> [Exercise materials]:
****************************************

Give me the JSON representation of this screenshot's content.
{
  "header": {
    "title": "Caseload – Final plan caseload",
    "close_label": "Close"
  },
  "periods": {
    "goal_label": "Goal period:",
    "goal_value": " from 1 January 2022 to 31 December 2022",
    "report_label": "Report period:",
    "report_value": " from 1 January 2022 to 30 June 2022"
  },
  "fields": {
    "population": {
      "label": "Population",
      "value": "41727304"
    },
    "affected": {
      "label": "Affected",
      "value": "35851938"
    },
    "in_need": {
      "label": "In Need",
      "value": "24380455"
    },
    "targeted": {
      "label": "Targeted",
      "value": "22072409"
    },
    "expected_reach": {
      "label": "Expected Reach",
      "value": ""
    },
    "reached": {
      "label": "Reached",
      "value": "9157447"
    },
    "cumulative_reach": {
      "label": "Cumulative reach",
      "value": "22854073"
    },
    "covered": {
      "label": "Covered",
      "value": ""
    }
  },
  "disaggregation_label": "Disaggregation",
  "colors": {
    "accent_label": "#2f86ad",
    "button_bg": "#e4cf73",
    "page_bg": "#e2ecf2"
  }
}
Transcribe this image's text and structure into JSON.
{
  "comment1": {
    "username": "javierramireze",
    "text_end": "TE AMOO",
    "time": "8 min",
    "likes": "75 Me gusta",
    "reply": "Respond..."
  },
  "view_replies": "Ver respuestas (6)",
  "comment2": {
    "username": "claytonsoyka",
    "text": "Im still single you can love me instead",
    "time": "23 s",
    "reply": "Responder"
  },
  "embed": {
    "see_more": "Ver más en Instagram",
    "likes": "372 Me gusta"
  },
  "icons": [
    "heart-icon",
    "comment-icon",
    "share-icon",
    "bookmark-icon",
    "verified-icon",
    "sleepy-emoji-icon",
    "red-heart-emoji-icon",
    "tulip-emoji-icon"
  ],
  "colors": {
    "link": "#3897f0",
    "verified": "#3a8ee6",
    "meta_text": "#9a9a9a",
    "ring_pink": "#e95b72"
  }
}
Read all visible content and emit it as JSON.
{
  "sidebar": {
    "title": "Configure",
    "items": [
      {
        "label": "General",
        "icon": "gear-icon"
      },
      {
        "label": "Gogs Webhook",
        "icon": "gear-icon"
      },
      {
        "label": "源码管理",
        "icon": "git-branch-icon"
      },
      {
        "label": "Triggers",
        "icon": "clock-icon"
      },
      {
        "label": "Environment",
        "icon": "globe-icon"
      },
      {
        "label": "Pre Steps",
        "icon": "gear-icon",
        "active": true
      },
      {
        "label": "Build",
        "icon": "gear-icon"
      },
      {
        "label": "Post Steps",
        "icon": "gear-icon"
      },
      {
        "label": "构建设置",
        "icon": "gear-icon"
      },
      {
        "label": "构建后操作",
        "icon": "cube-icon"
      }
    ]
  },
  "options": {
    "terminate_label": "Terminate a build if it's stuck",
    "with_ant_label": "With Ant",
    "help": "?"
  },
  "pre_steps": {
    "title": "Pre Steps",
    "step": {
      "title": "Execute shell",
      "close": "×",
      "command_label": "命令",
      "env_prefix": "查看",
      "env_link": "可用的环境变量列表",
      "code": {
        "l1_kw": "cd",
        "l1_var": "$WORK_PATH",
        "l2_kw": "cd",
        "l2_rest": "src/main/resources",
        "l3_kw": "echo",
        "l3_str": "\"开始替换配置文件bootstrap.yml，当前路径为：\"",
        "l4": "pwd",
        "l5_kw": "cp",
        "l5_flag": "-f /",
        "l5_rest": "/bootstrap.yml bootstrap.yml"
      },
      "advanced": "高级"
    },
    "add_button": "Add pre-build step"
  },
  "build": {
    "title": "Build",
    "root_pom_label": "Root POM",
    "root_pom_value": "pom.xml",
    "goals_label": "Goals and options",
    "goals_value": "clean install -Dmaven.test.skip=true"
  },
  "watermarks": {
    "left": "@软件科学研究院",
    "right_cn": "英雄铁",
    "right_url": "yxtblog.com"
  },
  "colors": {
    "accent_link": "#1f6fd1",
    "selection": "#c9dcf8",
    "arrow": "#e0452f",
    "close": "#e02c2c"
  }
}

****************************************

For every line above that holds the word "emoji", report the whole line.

    "sleepy-emoji-icon",
    "red-heart-emoji-icon",
    "tulip-emoji-icon"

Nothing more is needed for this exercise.